As the world shut down in March 2020, I decided to move back to Pittsburgh.
I’d been offered what seemed like my dream job — as though someone had snuck into my brain, spied on my most private and public thoughts, decided to create a program around it, and asked me to run it.
So I raced back to Pittsburgh and promptly started my new role on April Fools’ Day of Pandemic 2020. I have always loved this city and was thrilled to get the opportunity to spend my days working to make it easier for people to get around this veryyyyyy hilly and often chilly city — without a car.
I’ve lived without owning a car for the past 20 years, so I knew first-hand how challenging it is to live without a car here. In fact, that’s why I’d moved away previously.
Even though I’ve (mainly) lived quite well without owning a car in several cities, Pittsburgh was probably the most difficult. I was growing even wimpier about winters, so between that long, gray season and the inescapable hills and the holes (of the pot variety), I had started to ease up on my bike pedals and instead relied on public transportation more than I had in years.
A professional driver to take me where I need to go in a heated vehicle where I’m free to read instead of paying attention? Why yes, please! Sign me right up!
I could never understand why more people don’t adore this service! If I decided to buy a car, I’d have to pay for it, in some way, every day, even if I wasn’t using it. Why weren’t more people annoyed by that and looking for an out?
Even if you don't use ride public transportation -- transit improves life for everyone in cities by reducing the number of cars on the road -- making it more efficient for everyone to get where they're going.
My relentless enthusiasm for public transit did nothing to stop the punishing budget cuts, which left many people stranded, buses without drivers, and forced the Port Authority to eliminate routes that were critical to someone.
It’s hard for even the biggest transit nerd to stay giddy while standing on the corner, waiting for the bus*, worrying you might lose a toe to frostbite before you lose your job because the bus is too late/ too early/ too crowded for you to get to work on time.
(*thanks to the Violent Femmes for writing this stellar, hilarious, accurate song. Video at the bottom of the post).
And it was hard for this transit nerd to stay giddy or warm or get anywhere on time because I was always standing on the corner, waiting for the bus. So in 2013, I decided to move back to Washington, DC, where I knew I wouldn’t die of exposure while just trying to transport myself.

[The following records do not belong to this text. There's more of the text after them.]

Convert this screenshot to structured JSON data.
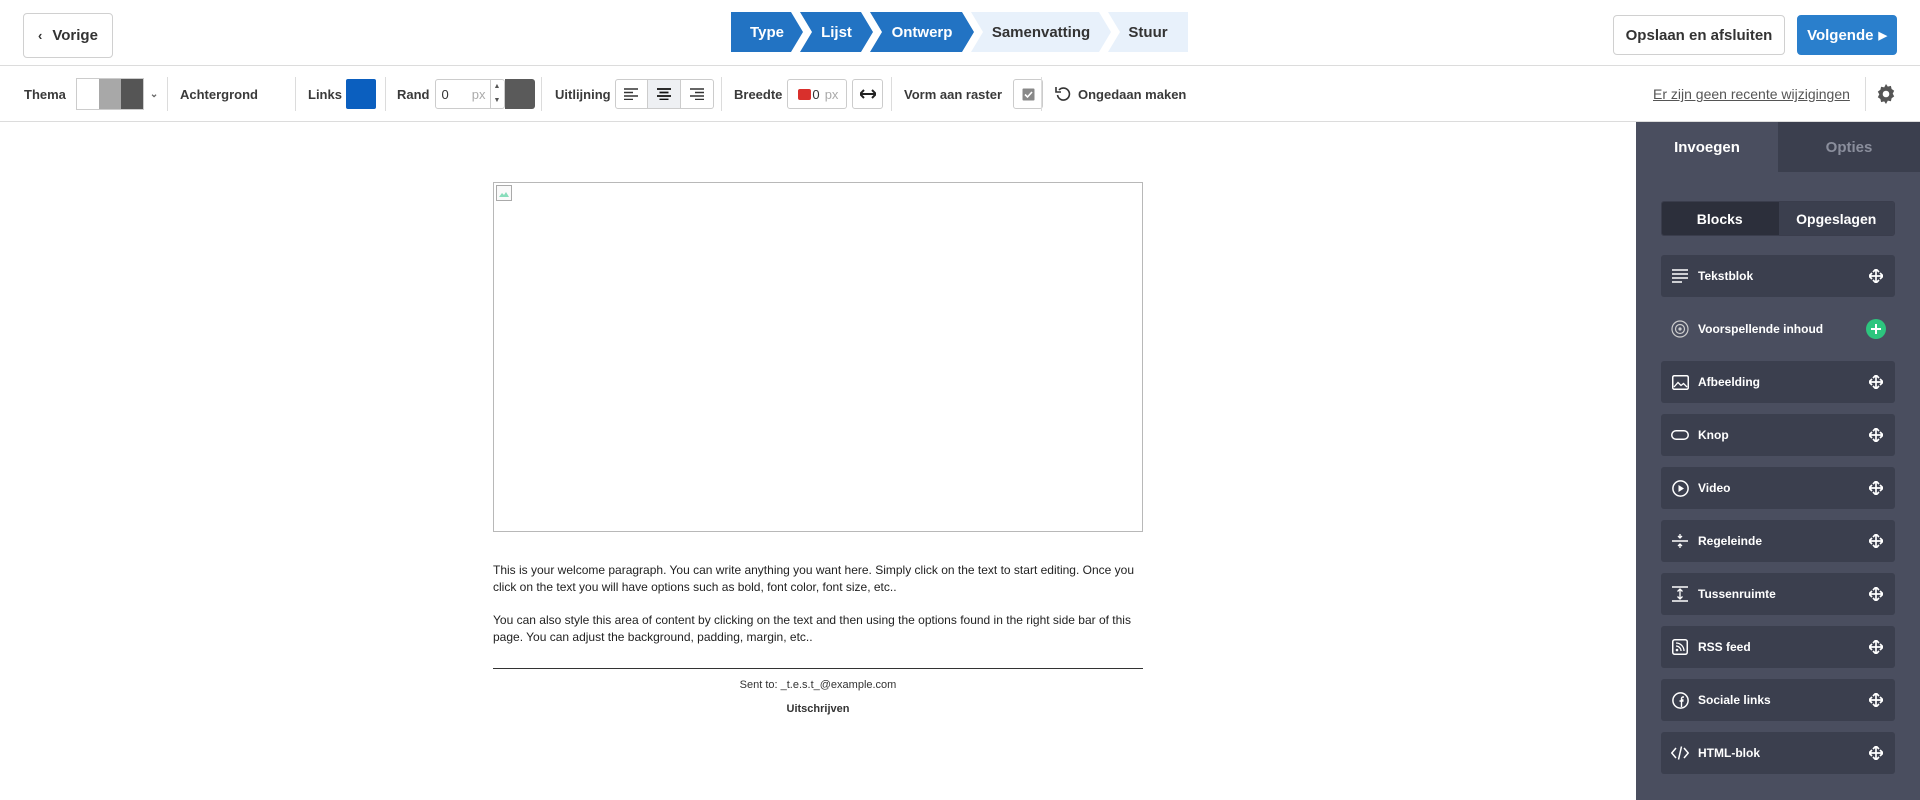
{
  "nav": {
    "prev_label": "Vorige",
    "save_label": "Opslaan en afsluiten",
    "next_label": "Volgende"
  },
  "steps": [
    "Type",
    "Lijst",
    "Ontwerp",
    "Samenvatting",
    "Stuur"
  ],
  "toolbar": {
    "theme_label": "Thema",
    "background_label": "Achtergrond",
    "links_label": "Links",
    "links_color": "#0b5fbf",
    "border_label": "Rand",
    "border_value": "0",
    "unit": "px",
    "align_label": "Uitlijning",
    "width_label": "Breedte",
    "width_value": "0",
    "grid_label": "Vorm aan raster",
    "undo_label": "Ongedaan maken",
    "changes_text": "Er zijn geen recente wijzigingen"
  },
  "email": {
    "para1": "This is your welcome paragraph. You can write anything you want here. Simply click on the text to start editing. Once you click on the text you will have options such as bold, font color, font size, etc..",
    "para2": "You can also style this area of content by clicking on the text and then using the options found in the right side bar of this page. You can adjust the background, padding, margin, etc..",
    "sent_to": "Sent to: _t.e.s.t_@example.com",
    "unsubscribe": "Uitschrijven"
  },
  "sidebar": {
    "tabs": [
      "Invoegen",
      "Opties"
    ],
    "segments": [
      "Blocks",
      "Opgeslagen"
    ],
    "blocks": [
      {
        "label": "Tekstblok",
        "icon": "text-lines-icon"
      },
      {
        "label": "Voorspellende inhoud",
        "icon": "predictive-icon"
      },
      {
        "label": "Afbeelding",
        "icon": "image-icon"
      },
      {
        "label": "Knop",
        "icon": "button-icon"
      },
      {
        "label": "Video",
        "icon": "play-icon"
      },
      {
        "label": "Regeleinde",
        "icon": "divider-icon"
      },
      {
        "label": "Tussenruimte",
        "icon": "spacer-icon"
      },
      {
        "label": "RSS feed",
        "icon": "rss-icon"
      },
      {
        "label": "Sociale links",
        "icon": "facebook-icon"
      },
      {
        "label": "HTML-blok",
        "icon": "code-icon"
      }
    ]
  },
  "colors": {
    "primary": "#2273c3",
    "sidebar_bg": "#4a4e5f",
    "block_bg": "#3b3f4e",
    "add_green": "#2dc57e"
  }
}
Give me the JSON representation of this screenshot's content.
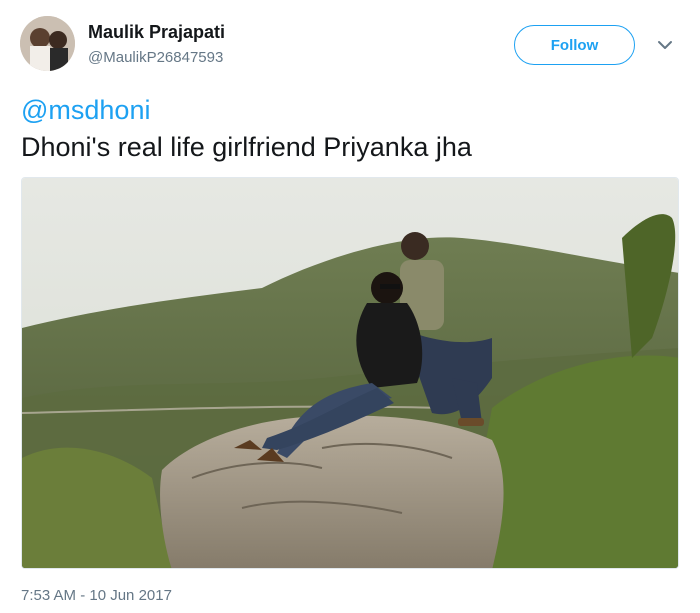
{
  "user": {
    "name": "Maulik Prajapati",
    "handle": "@MaulikP26847593"
  },
  "follow": {
    "label": "Follow"
  },
  "tweet": {
    "mention": "@msdhoni",
    "text": "Dhoni's real life girlfriend Priyanka jha"
  },
  "photo": {
    "subject": "couple-on-hilltop-rock"
  },
  "timestamp": "7:53 AM - 10 Jun 2017",
  "colors": {
    "accent": "#1da1f2",
    "text": "#14171a",
    "secondary": "#657786"
  }
}
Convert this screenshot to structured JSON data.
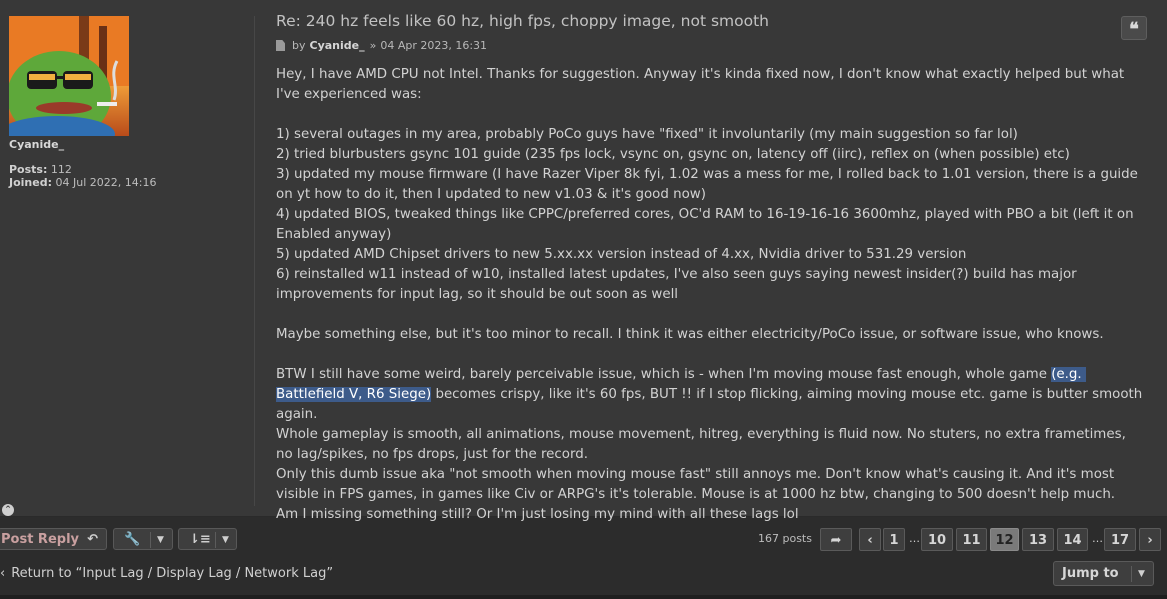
{
  "user": {
    "name": "Cyanide_",
    "posts_label": "Posts:",
    "posts_value": "112",
    "joined_label": "Joined:",
    "joined_value": "04 Jul 2022, 14:16"
  },
  "post": {
    "title": "Re: 240 hz feels like 60 hz, high fps, choppy image, not smooth",
    "by_label": "by",
    "author": "Cyanide_",
    "separator": "»",
    "date": "04 Apr 2023, 16:31",
    "quote_icon": "quote-icon",
    "content_before_highlight": "Hey, I have AMD CPU not Intel. Thanks for suggestion. Anyway it's kinda fixed now, I don't know what exactly helped but what I've experienced was:\n\n1) several outages in my area, probably PoCo guys have \"fixed\" it involuntarily (my main suggestion so far lol)\n2) tried blurbusters gsync 101 guide (235 fps lock, vsync on, gsync on, latency off (iirc), reflex on (when possible) etc)\n3) updated my mouse firmware (I have Razer Viper 8k fyi, 1.02 was a mess for me, I rolled back to 1.01 version, there is a guide on yt how to do it, then I updated to new v1.03 & it's good now)\n4) updated BIOS, tweaked things like CPPC/preferred cores, OC'd RAM to 16-19-16-16 3600mhz, played with PBO a bit (left it on Enabled anyway)\n5) updated AMD Chipset drivers to new 5.xx.xx version instead of 4.xx, Nvidia driver to 531.29 version\n6) reinstalled w11 instead of w10, installed latest updates, I've also seen guys saying newest insider(?) build has major improvements for input lag, so it should be out soon as well\n\nMaybe something else, but it's too minor to recall. I think it was either electricity/PoCo issue, or software issue, who knows.\n\nBTW I still have some weird, barely perceivable issue, which is - when I'm moving mouse fast enough, whole game ",
    "content_highlight": "(e.g. Battlefield V, R6 Siege)",
    "content_after_highlight": " becomes crispy, like it's 60 fps, BUT !! if I stop flicking, aiming moving mouse etc. game is butter smooth again.\nWhole gameplay is smooth, all animations, mouse movement, hitreg, everything is fluid now. No stuters, no extra frametimes, no lag/spikes, no fps drops, just for the record.\nOnly this dumb issue aka \"not smooth when moving mouse fast\" still annoys me. Don't know what's causing it. And it's most visible in FPS games, in games like Civ or ARPG's it's tolerable. Mouse is at 1000 hz btw, changing to 500 doesn't help much.\nAm I missing something still? Or I'm just losing my mind with all these lags lol"
  },
  "actions": {
    "post_reply": "Post Reply",
    "tools_icon": "wrench-icon",
    "sort_icon": "sort-icon"
  },
  "pagination": {
    "count": "167 posts",
    "pages": [
      "1",
      "10",
      "11",
      "12",
      "13",
      "14",
      "17"
    ],
    "ellipsis": "…",
    "current": "12"
  },
  "footer": {
    "return_text": "Return to “Input Lag / Display Lag / Network Lag”",
    "jump_to": "Jump to"
  },
  "colors": {
    "background": "#383838",
    "highlight": "#3d5b8a",
    "active_page": "#7a7a7a"
  }
}
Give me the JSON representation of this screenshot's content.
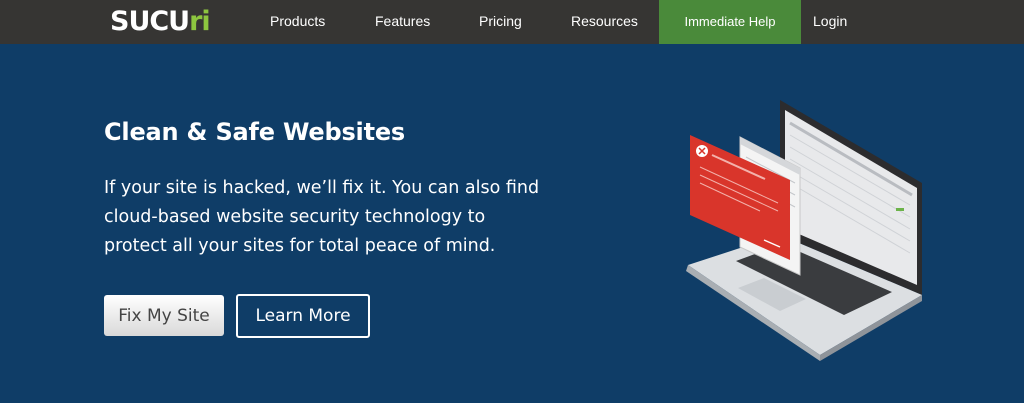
{
  "brand": {
    "name_main": "SUCU",
    "name_accent": "ri"
  },
  "nav": {
    "items": [
      {
        "label": "Products"
      },
      {
        "label": "Features"
      },
      {
        "label": "Pricing"
      },
      {
        "label": "Resources"
      }
    ],
    "help_label": "Immediate Help",
    "login_label": "Login"
  },
  "hero": {
    "title": "Clean & Safe Websites",
    "description": "If your site is hacked, we’ll fix it. You can also find cloud-based website security technology to protect all your sites for total peace of mind.",
    "primary_button": "Fix My Site",
    "secondary_button": "Learn More"
  },
  "colors": {
    "nav_bg": "#363533",
    "hero_bg": "#0f3d67",
    "help_green": "#4a8a3a",
    "alert_red": "#d9352b",
    "logo_green": "#8dc63f"
  }
}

Because I’m so incredibly fun (and a star at sarcasm), making streets safe enough for everyone to ride a bicycle had become something between a passion and obsession of mine since the mid-00s, and I thought about it night & day, like Ray Charles sings (but different topic!). I couldn’t get enough, so I did my time in bike advocacy: Bike PGH, Washington Area Bicyclist Association, Bike Easy, San Francisco Bicycle Coalition.
Even as I worked in bicycle advocacy, I wanted more! More transit, better transit, delightful transit! Probably not inspired by the primarily crap version of transit that we have in the States now, because we need simple, predictable, affordable, and attractive transit that works for everybody and every body.
Don’t get me wrong, bikes are fabulous and empowering and affordable, and they make your legs great and body healthy (mostly). But we need more options, more ways to get around that don’t require sticking to the same schedule as your friends and neighbors, more options that don’t require standing on the corner, waiting for the bus.
That’s why I decided to move back to Pittsburgh at the start of the pandemic when everything had just shut down, and I would not have the opportunity to meet any colleagues except as a disembodied head floating on Zoom.
Because I, you, we, we all need more options to get around. We cannot continue to ostrich ourselves and pretend personal automobiles — even electric ones — are the solution we need for our cities. Let’s “re-imagine” how different versions of public transit could look in different places and how we can be more creative about moving within our cities…starting first in the morning. I’ll bring the coffee!